* [Given data]:

======

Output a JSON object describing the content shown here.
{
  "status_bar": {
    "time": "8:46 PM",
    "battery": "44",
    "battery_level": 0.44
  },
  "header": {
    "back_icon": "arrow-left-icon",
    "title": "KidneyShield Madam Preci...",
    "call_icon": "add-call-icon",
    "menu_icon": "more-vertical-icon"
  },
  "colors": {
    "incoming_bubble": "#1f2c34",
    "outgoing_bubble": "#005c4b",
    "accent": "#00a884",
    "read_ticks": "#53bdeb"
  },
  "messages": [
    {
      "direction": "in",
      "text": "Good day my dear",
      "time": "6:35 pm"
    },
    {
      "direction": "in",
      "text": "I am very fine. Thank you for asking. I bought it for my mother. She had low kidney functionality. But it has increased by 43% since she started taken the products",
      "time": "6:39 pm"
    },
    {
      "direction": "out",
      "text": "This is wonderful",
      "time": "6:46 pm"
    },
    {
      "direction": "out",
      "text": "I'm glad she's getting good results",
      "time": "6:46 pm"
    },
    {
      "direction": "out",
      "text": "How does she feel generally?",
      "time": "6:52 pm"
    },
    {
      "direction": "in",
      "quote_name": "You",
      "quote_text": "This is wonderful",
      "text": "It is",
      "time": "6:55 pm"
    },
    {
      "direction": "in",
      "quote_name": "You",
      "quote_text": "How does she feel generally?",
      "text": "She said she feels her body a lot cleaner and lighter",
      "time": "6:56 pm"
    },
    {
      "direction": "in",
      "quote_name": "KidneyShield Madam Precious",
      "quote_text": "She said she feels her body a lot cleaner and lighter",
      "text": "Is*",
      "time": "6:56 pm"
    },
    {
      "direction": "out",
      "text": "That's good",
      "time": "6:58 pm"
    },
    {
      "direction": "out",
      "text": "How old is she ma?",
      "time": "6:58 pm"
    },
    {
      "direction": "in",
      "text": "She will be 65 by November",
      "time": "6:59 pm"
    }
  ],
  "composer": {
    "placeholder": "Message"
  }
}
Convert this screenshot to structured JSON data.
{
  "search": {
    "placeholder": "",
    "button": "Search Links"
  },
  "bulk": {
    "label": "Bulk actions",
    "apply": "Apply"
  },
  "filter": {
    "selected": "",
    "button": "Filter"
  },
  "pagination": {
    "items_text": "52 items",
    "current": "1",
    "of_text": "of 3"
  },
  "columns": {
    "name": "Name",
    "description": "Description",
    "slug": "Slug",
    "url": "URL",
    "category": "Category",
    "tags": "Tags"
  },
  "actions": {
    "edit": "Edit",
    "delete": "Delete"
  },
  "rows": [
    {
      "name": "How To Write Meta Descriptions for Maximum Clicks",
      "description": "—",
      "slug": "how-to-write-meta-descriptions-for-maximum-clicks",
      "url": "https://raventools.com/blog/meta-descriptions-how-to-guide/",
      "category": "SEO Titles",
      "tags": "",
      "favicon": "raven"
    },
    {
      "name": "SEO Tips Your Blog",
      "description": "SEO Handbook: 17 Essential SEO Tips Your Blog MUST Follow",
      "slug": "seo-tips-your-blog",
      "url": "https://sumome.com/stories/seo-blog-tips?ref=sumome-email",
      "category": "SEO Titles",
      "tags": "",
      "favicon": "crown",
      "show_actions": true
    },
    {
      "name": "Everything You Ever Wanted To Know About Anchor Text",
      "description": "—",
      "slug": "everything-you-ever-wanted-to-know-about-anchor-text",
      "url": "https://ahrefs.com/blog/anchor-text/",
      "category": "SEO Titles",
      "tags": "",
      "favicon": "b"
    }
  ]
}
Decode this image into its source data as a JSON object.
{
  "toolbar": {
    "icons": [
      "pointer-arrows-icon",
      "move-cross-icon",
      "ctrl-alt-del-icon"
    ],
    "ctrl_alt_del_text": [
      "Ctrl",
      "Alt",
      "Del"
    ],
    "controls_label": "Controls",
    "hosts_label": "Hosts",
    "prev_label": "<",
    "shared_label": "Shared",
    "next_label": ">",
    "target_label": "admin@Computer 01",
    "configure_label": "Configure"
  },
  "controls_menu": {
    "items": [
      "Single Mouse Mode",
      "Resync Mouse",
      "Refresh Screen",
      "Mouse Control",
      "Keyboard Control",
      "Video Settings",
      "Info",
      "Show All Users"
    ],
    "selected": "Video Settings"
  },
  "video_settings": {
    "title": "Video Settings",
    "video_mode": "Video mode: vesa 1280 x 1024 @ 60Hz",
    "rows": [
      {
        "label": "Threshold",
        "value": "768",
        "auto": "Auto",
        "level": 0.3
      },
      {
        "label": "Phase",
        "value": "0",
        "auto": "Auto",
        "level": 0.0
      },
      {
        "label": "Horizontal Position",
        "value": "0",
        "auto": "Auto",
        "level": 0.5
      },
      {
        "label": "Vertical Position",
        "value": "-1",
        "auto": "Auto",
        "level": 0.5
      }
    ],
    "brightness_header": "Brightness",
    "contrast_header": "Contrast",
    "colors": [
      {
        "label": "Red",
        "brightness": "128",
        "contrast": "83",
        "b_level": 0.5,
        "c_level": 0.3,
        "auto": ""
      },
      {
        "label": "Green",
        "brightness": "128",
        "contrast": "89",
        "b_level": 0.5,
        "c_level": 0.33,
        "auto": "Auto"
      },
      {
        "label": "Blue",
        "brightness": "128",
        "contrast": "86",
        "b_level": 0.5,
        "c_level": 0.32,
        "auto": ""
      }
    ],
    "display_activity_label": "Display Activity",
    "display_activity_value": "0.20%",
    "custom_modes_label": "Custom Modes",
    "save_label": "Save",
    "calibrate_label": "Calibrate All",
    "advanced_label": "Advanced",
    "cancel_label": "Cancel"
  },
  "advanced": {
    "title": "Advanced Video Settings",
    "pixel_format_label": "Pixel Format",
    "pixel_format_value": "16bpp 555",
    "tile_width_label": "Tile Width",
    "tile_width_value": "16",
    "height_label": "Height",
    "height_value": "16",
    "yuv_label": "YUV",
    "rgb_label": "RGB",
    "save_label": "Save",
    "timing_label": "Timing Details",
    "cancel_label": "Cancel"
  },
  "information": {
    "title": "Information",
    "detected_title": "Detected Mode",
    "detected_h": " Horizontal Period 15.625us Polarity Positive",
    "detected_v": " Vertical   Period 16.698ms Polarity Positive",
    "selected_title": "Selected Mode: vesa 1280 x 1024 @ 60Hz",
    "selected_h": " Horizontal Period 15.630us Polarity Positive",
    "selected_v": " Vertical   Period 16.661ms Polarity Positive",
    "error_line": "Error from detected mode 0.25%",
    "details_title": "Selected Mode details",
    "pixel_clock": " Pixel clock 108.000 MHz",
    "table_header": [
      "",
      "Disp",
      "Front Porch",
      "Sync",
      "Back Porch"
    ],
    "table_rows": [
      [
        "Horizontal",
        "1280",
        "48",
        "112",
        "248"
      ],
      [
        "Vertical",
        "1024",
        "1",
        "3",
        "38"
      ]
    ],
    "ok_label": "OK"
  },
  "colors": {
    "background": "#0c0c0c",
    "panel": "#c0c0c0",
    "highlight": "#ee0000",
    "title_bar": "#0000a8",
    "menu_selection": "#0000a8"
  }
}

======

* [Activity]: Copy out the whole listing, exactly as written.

* [Solution to the exercise]:
Output a JSON object describing the content shown here.
{
  "status_bar": {
    "time": "8:46 PM",
    "battery": "44",
    "battery_level": 0.44
  },
  "header": {
    "back_icon": "arrow-left-icon",
    "title": "KidneyShield Madam Preci...",
    "call_icon": "add-call-icon",
    "menu_icon": "more-vertical-icon"
  },
  "colors": {
    "incoming_bubble": "#1f2c34",
    "outgoing_bubble": "#005c4b",
    "accent": "#00a884",
    "read_ticks": "#53bdeb"
  },
  "messages": [
    {
      "direction": "in",
      "text": "Good day my dear",
      "time": "6:35 pm"
    },
    {
      "direction": "in",
      "text": "I am very fine. Thank you for asking. I bought it for my mother. She had low kidney functionality. But it has increased by 43% since she started taken the products",
      "time": "6:39 pm"
    },
    {
      "direction": "out",
      "text": "This is wonderful",
      "time": "6:46 pm"
    },
    {
      "direction": "out",
      "text": "I'm glad she's getting good results",
      "time": "6:46 pm"
    },
    {
      "direction": "out",
      "text": "How does she feel generally?",
      "time": "6:52 pm"
    },
    {
      "direction": "in",
      "quote_name": "You",
      "quote_text": "This is wonderful",
      "text": "It is",
      "time": "6:55 pm"
    },
    {
      "direction": "in",
      "quote_name": "You",
      "quote_text": "How does she feel generally?",
      "text": "She said she feels her body a lot cleaner and lighter",
      "time": "6:56 pm"
    },
    {
      "direction": "in",
      "quote_name": "KidneyShield Madam Precious",
      "quote_text": "She said she feels her body a lot cleaner and lighter",
      "text": "Is*",
      "time": "6:56 pm"
    },
    {
      "direction": "out",
      "text": "That's good",
      "time": "6:58 pm"
    },
    {
      "direction": "out",
      "text": "How old is she ma?",
      "time": "6:58 pm"
    },
    {
      "direction": "in",
      "text": "She will be 65 by November",
      "time": "6:59 pm"
    }
  ],
  "composer": {
    "placeholder": "Message"
  }
}
Convert this screenshot to structured JSON data.
{
  "search": {
    "placeholder": "",
    "button": "Search Links"
  },
  "bulk": {
    "label": "Bulk actions",
    "apply": "Apply"
  },
  "filter": {
    "selected": "",
    "button": "Filter"
  },
  "pagination": {
    "items_text": "52 items",
    "current": "1",
    "of_text": "of 3"
  },
  "columns": {
    "name": "Name",
    "description": "Description",
    "slug": "Slug",
    "url": "URL",
    "category": "Category",
    "tags": "Tags"
  },
  "actions": {
    "edit": "Edit",
    "delete": "Delete"
  },
  "rows": [
    {
      "name": "How To Write Meta Descriptions for Maximum Clicks",
      "description": "—",
      "slug": "how-to-write-meta-descriptions-for-maximum-clicks",
      "url": "https://raventools.com/blog/meta-descriptions-how-to-guide/",
      "category": "SEO Titles",
      "tags": "",
      "favicon": "raven"
    },
    {
      "name": "SEO Tips Your Blog",
      "description": "SEO Handbook: 17 Essential SEO Tips Your Blog MUST Follow",
      "slug": "seo-tips-your-blog",
      "url": "https://sumome.com/stories/seo-blog-tips?ref=sumome-email",
      "category": "SEO Titles",
      "tags": "",
      "favicon": "crown",
      "show_actions": true
    },
    {
      "name": "Everything You Ever Wanted To Know About Anchor Text",
      "description": "—",
      "slug": "everything-you-ever-wanted-to-know-about-anchor-text",
      "url": "https://ahrefs.com/blog/anchor-text/",
      "category": "SEO Titles",
      "tags": "",
      "favicon": "b"
    }
  ]
}
Decode this image into its source data as a JSON object.
{
  "toolbar": {
    "icons": [
      "pointer-arrows-icon",
      "move-cross-icon",
      "ctrl-alt-del-icon"
    ],
    "ctrl_alt_del_text": [
      "Ctrl",
      "Alt",
      "Del"
    ],
    "controls_label": "Controls",
    "hosts_label": "Hosts",
    "prev_label": "<",
    "shared_label": "Shared",
    "next_label": ">",
    "target_label": "admin@Computer 01",
    "configure_label": "Configure"
  },
  "controls_menu": {
    "items": [
      "Single Mouse Mode",
      "Resync Mouse",
      "Refresh Screen",
      "Mouse Control",
      "Keyboard Control",
      "Video Settings",
      "Info",
      "Show All Users"
    ],
    "selected": "Video Settings"
  },
  "video_settings": {
    "title": "Video Settings",
    "video_mode": "Video mode: vesa 1280 x 1024 @ 60Hz",
    "rows": [
      {
        "label": "Threshold",
        "value": "768",
        "auto": "Auto",
        "level": 0.3
      },
      {
        "label": "Phase",
        "value": "0",
        "auto": "Auto",
        "level": 0.0
      },
      {
        "label": "Horizontal Position",
        "value": "0",
        "auto": "Auto",
        "level": 0.5
      },
      {
        "label": "Vertical Position",
        "value": "-1",
        "auto": "Auto",
        "level": 0.5
      }
    ],
    "brightness_header": "Brightness",
    "contrast_header": "Contrast",
    "colors": [
      {
        "label": "Red",
        "brightness": "128",
        "contrast": "83",
        "b_level": 0.5,
        "c_level": 0.3,
        "auto": ""
      },
      {
        "label": "Green",
        "brightness": "128",
        "contrast": "89",
        "b_level": 0.5,
        "c_level": 0.33,
        "auto": "Auto"
      },
      {
        "label": "Blue",
        "brightness": "128",
        "contrast": "86",
        "b_level": 0.5,
        "c_level": 0.32,
        "auto": ""
      }
    ],
    "display_activity_label": "Display Activity",
    "display_activity_value": "0.20%",
    "custom_modes_label": "Custom Modes",
    "save_label": "Save",
    "calibrate_label": "Calibrate All",
    "advanced_label": "Advanced",
    "cancel_label": "Cancel"
  },
  "advanced": {
    "title": "Advanced Video Settings",
    "pixel_format_label": "Pixel Format",
    "pixel_format_value": "16bpp 555",
    "tile_width_label": "Tile Width",
    "tile_width_value": "16",
    "height_label": "Height",
    "height_value": "16",
    "yuv_label": "YUV",
    "rgb_label": "RGB",
    "save_label": "Save",
    "timing_label": "Timing Details",
    "cancel_label": "Cancel"
  },
  "information": {
    "title": "Information",
    "detected_title": "Detected Mode",
    "detected_h": " Horizontal Period 15.625us Polarity Positive",
    "detected_v": " Vertical   Period 16.698ms Polarity Positive",
    "selected_title": "Selected Mode: vesa 1280 x 1024 @ 60Hz",
    "selected_h": " Horizontal Period 15.630us Polarity Positive",
    "selected_v": " Vertical   Period 16.661ms Polarity Positive",
    "error_line": "Error from detected mode 0.25%",
    "details_title": "Selected Mode details",
    "pixel_clock": " Pixel clock 108.000 MHz",
    "table_header": [
      "",
      "Disp",
      "Front Porch",
      "Sync",
      "Back Porch"
    ],
    "table_rows": [
      [
        "Horizontal",
        "1280",
        "48",
        "112",
        "248"
      ],
      [
        "Vertical",
        "1024",
        "1",
        "3",
        "38"
      ]
    ],
    "ok_label": "OK"
  },
  "colors": {
    "background": "#0c0c0c",
    "panel": "#c0c0c0",
    "highlight": "#ee0000",
    "title_bar": "#0000a8",
    "menu_selection": "#0000a8"
  }
}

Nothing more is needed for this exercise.